> _Task_
Restate the data below word for word, leaving nothing out.

++++++++

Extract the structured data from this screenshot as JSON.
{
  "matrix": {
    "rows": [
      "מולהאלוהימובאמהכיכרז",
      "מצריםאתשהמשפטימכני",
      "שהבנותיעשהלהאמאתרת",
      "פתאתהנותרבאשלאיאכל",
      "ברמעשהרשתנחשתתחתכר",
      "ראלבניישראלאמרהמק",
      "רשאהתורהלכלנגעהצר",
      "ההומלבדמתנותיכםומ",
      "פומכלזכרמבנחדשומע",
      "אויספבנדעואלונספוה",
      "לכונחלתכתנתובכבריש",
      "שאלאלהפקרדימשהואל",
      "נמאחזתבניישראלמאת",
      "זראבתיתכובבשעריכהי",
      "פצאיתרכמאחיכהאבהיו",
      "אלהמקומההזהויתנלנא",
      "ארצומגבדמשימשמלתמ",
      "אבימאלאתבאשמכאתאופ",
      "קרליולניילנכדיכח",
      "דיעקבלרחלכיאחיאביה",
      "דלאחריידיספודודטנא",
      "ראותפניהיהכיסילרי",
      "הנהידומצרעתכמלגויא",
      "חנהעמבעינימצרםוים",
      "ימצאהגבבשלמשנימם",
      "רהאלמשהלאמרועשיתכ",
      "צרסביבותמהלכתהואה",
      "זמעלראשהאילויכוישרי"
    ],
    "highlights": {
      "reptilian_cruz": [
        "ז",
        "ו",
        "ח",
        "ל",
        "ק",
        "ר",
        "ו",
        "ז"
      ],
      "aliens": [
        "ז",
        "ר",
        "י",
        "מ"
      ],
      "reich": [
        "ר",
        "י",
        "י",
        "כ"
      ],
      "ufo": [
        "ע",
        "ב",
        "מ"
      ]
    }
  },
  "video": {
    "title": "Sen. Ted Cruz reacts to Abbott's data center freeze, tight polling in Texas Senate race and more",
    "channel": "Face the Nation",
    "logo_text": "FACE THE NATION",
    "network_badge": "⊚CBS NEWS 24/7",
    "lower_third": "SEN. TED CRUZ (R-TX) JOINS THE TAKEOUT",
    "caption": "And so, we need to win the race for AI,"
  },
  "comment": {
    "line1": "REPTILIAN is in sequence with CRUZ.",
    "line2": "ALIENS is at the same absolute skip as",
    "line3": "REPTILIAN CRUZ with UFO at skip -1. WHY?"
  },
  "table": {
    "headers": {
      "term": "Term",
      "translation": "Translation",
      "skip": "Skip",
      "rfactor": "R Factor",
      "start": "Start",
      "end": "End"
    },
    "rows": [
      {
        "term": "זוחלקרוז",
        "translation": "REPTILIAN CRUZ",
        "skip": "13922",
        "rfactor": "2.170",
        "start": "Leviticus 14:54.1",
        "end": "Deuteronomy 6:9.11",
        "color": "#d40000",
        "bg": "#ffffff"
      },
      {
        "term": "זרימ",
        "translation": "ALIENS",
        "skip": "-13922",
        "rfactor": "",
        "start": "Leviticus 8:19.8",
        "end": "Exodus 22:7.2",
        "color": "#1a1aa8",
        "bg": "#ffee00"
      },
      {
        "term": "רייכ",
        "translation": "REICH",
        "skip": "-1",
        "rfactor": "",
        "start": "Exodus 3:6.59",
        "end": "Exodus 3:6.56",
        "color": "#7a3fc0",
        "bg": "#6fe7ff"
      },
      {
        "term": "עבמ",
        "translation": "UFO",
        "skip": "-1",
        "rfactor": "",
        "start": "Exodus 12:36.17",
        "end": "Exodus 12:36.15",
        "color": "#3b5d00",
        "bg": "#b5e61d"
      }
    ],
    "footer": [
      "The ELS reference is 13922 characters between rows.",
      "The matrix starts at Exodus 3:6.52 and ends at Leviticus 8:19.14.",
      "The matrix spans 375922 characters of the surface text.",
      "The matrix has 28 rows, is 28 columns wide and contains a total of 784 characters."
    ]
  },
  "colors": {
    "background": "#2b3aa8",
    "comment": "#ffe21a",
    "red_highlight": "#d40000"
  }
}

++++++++

> _Response area_
Extract the structured data from this screenshot as JSON.
{
  "matrix": {
    "rows": [
      "מולהאלוהימובאמהכיכרז",
      "מצריםאתשהמשפטימכני",
      "שהבנותיעשהלהאמאתרת",
      "פתאתהנותרבאשלאיאכל",
      "ברמעשהרשתנחשתתחתכר",
      "ראלבניישראלאמרהמק",
      "רשאהתורהלכלנגעהצר",
      "ההומלבדמתנותיכםומ",
      "פומכלזכרמבנחדשומע",
      "אויספבנדעואלונספוה",
      "לכונחלתכתנתובכבריש",
      "שאלאלהפקרדימשהואל",
      "נמאחזתבניישראלמאת",
      "זראבתיתכובבשעריכהי",
      "פצאיתרכמאחיכהאבהיו",
      "אלהמקומההזהויתנלנא",
      "ארצומגבדמשימשמלתמ",
      "אבימאלאתבאשמכאתאופ",
      "קרליולניילנכדיכח",
      "דיעקבלרחלכיאחיאביה",
      "דלאחריידיספודודטנא",
      "ראותפניהיהכיסילרי",
      "הנהידומצרעתכמלגויא",
      "חנהעמבעינימצרםוים",
      "ימצאהגבבשלמשנימם",
      "רהאלמשהלאמרועשיתכ",
      "צרסביבותמהלכתהואה",
      "זמעלראשהאילויכוישרי"
    ],
    "highlights": {
      "reptilian_cruz": [
        "ז",
        "ו",
        "ח",
        "ל",
        "ק",
        "ר",
        "ו",
        "ז"
      ],
      "aliens": [
        "ז",
        "ר",
        "י",
        "מ"
      ],
      "reich": [
        "ר",
        "י",
        "י",
        "כ"
      ],
      "ufo": [
        "ע",
        "ב",
        "מ"
      ]
    }
  },
  "video": {
    "title": "Sen. Ted Cruz reacts to Abbott's data center freeze, tight polling in Texas Senate race and more",
    "channel": "Face the Nation",
    "logo_text": "FACE THE NATION",
    "network_badge": "⊚CBS NEWS 24/7",
    "lower_third": "SEN. TED CRUZ (R-TX) JOINS THE TAKEOUT",
    "caption": "And so, we need to win the race for AI,"
  },
  "comment": {
    "line1": "REPTILIAN is in sequence with CRUZ.",
    "line2": "ALIENS is at the same absolute skip as",
    "line3": "REPTILIAN CRUZ with UFO at skip -1. WHY?"
  },
  "table": {
    "headers": {
      "term": "Term",
      "translation": "Translation",
      "skip": "Skip",
      "rfactor": "R Factor",
      "start": "Start",
      "end": "End"
    },
    "rows": [
      {
        "term": "זוחלקרוז",
        "translation": "REPTILIAN CRUZ",
        "skip": "13922",
        "rfactor": "2.170",
        "start": "Leviticus 14:54.1",
        "end": "Deuteronomy 6:9.11",
        "color": "#d40000",
        "bg": "#ffffff"
      },
      {
        "term": "זרימ",
        "translation": "ALIENS",
        "skip": "-13922",
        "rfactor": "",
        "start": "Leviticus 8:19.8",
        "end": "Exodus 22:7.2",
        "color": "#1a1aa8",
        "bg": "#ffee00"
      },
      {
        "term": "רייכ",
        "translation": "REICH",
        "skip": "-1",
        "rfactor": "",
        "start": "Exodus 3:6.59",
        "end": "Exodus 3:6.56",
        "color": "#7a3fc0",
        "bg": "#6fe7ff"
      },
      {
        "term": "עבמ",
        "translation": "UFO",
        "skip": "-1",
        "rfactor": "",
        "start": "Exodus 12:36.17",
        "end": "Exodus 12:36.15",
        "color": "#3b5d00",
        "bg": "#b5e61d"
      }
    ],
    "footer": [
      "The ELS reference is 13922 characters between rows.",
      "The matrix starts at Exodus 3:6.52 and ends at Leviticus 8:19.14.",
      "The matrix spans 375922 characters of the surface text.",
      "The matrix has 28 rows, is 28 columns wide and contains a total of 784 characters."
    ]
  },
  "colors": {
    "background": "#2b3aa8",
    "comment": "#ffe21a",
    "red_highlight": "#d40000"
  }
}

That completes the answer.